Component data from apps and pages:

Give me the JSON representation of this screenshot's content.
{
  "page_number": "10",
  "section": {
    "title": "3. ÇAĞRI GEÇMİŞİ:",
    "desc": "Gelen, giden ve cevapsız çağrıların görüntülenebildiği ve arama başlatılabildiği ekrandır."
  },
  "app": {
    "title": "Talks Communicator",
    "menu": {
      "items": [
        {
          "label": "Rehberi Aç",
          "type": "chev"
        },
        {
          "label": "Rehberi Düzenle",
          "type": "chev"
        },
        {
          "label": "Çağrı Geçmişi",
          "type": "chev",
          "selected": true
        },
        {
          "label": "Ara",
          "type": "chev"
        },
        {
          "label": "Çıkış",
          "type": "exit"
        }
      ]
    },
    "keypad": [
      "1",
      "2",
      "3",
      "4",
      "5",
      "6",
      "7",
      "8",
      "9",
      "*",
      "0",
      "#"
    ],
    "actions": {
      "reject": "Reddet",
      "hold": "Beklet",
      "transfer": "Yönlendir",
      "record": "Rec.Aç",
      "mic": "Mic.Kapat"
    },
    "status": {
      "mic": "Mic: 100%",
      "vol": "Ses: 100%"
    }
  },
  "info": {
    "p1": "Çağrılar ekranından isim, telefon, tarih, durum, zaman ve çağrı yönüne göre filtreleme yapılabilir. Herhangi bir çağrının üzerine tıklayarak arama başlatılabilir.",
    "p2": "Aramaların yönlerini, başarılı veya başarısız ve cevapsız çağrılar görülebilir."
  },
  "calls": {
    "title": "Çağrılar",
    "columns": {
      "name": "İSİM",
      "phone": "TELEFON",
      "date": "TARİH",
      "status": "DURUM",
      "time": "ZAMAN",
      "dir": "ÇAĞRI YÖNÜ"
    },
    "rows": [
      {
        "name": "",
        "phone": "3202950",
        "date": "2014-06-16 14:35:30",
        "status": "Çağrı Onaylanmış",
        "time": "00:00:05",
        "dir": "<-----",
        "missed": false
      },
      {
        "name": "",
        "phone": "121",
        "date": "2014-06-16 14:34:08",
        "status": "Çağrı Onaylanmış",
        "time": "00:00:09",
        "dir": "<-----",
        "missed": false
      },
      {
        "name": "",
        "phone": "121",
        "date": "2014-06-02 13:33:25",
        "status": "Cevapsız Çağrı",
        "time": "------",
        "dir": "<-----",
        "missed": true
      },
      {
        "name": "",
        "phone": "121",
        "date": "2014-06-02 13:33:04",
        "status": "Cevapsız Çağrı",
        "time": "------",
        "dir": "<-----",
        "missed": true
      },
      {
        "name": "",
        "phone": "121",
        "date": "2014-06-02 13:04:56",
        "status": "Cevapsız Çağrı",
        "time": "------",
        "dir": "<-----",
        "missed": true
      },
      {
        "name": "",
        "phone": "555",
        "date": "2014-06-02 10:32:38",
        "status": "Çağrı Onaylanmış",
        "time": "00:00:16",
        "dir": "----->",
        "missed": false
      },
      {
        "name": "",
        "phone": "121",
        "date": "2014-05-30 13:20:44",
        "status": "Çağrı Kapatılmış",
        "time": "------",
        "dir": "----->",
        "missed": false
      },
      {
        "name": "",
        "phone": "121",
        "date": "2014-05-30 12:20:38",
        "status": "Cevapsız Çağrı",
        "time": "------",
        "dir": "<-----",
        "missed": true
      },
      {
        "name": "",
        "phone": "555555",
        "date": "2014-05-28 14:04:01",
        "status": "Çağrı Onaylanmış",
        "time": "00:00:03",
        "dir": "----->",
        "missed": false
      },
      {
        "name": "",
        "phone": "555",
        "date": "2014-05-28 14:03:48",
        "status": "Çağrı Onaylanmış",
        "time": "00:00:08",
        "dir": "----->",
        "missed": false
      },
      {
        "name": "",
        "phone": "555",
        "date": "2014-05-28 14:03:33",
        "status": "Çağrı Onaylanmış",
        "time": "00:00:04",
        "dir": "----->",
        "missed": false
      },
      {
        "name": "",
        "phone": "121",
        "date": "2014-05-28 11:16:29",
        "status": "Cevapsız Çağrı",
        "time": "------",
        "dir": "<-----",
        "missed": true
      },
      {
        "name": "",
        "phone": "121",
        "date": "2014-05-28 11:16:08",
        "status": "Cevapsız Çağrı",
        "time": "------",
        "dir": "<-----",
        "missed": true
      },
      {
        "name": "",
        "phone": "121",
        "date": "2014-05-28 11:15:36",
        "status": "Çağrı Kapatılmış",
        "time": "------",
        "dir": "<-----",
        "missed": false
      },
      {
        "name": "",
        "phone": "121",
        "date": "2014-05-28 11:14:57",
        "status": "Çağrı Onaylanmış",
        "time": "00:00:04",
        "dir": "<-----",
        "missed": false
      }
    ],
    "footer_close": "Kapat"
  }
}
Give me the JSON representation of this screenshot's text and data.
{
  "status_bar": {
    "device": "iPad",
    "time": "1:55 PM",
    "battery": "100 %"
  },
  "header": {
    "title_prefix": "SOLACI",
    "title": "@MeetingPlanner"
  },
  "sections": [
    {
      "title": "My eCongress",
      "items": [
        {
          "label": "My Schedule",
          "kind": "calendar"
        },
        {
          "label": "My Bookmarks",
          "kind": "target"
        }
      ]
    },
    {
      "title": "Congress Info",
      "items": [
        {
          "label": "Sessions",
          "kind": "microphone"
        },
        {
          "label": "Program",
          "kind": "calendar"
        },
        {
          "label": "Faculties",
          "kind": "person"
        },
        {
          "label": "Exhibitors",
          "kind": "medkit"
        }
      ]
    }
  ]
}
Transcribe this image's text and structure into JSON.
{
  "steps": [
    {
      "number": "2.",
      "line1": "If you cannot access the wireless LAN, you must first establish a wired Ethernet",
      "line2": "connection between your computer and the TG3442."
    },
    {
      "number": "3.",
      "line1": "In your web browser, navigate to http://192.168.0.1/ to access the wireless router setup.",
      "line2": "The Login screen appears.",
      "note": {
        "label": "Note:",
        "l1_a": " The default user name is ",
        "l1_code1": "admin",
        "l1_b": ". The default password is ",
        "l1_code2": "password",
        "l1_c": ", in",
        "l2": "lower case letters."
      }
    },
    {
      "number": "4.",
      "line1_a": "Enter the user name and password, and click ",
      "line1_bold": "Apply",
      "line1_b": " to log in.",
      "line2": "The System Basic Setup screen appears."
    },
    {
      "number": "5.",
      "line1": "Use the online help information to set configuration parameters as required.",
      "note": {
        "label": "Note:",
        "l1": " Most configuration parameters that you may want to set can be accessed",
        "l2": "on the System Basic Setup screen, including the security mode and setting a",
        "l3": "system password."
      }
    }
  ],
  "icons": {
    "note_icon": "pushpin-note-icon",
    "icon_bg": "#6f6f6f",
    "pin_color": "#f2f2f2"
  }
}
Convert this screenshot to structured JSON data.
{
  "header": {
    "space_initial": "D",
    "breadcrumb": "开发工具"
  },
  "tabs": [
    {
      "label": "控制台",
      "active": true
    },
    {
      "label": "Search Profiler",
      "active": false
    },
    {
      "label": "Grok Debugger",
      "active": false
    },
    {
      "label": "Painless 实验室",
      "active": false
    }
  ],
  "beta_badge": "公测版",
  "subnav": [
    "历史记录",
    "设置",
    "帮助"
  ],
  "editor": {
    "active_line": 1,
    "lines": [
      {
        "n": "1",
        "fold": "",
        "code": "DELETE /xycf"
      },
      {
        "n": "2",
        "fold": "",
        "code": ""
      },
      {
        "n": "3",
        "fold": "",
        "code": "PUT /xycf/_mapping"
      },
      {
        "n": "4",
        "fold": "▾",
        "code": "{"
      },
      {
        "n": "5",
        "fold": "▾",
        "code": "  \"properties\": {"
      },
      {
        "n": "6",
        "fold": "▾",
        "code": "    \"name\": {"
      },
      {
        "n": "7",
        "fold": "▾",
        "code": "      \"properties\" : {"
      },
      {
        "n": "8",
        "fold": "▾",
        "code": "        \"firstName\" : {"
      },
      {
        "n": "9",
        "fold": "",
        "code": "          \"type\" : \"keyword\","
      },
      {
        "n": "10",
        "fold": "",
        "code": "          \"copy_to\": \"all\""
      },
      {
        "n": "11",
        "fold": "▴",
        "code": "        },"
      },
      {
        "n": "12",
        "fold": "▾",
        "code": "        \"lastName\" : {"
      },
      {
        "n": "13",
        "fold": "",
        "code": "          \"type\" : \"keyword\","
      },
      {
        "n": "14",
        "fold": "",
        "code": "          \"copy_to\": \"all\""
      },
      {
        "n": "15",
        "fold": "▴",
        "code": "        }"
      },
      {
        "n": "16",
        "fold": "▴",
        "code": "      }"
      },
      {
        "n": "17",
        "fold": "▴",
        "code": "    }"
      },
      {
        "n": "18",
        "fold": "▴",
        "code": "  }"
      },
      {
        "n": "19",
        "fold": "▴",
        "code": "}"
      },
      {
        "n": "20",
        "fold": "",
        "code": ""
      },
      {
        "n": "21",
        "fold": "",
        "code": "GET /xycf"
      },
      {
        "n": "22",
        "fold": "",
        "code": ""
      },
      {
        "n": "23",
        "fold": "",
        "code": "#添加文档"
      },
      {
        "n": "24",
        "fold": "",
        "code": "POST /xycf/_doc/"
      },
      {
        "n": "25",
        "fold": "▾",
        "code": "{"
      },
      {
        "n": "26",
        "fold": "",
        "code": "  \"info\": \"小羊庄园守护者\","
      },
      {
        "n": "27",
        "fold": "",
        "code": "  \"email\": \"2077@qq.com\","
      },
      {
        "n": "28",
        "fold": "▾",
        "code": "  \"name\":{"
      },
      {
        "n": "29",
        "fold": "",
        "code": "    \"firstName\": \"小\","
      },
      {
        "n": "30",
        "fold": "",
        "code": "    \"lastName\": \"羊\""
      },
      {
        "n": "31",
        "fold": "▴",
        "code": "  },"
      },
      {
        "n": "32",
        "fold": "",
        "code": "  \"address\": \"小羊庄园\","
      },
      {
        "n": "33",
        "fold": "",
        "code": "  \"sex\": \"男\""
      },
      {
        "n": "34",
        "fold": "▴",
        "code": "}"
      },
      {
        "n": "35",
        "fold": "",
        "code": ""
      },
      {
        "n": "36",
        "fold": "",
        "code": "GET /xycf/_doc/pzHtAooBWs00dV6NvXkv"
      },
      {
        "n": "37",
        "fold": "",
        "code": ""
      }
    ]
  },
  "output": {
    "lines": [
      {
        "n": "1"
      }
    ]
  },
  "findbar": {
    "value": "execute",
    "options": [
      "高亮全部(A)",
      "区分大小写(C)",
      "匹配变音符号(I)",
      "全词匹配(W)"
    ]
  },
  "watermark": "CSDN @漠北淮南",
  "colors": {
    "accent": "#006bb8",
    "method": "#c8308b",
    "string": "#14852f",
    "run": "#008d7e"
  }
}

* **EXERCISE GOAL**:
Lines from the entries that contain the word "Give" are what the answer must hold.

* **REPLY TO THE TASK**:
Give me the JSON representation of this screenshot's content.
Give me the JSON representation of this screenshot's text and data.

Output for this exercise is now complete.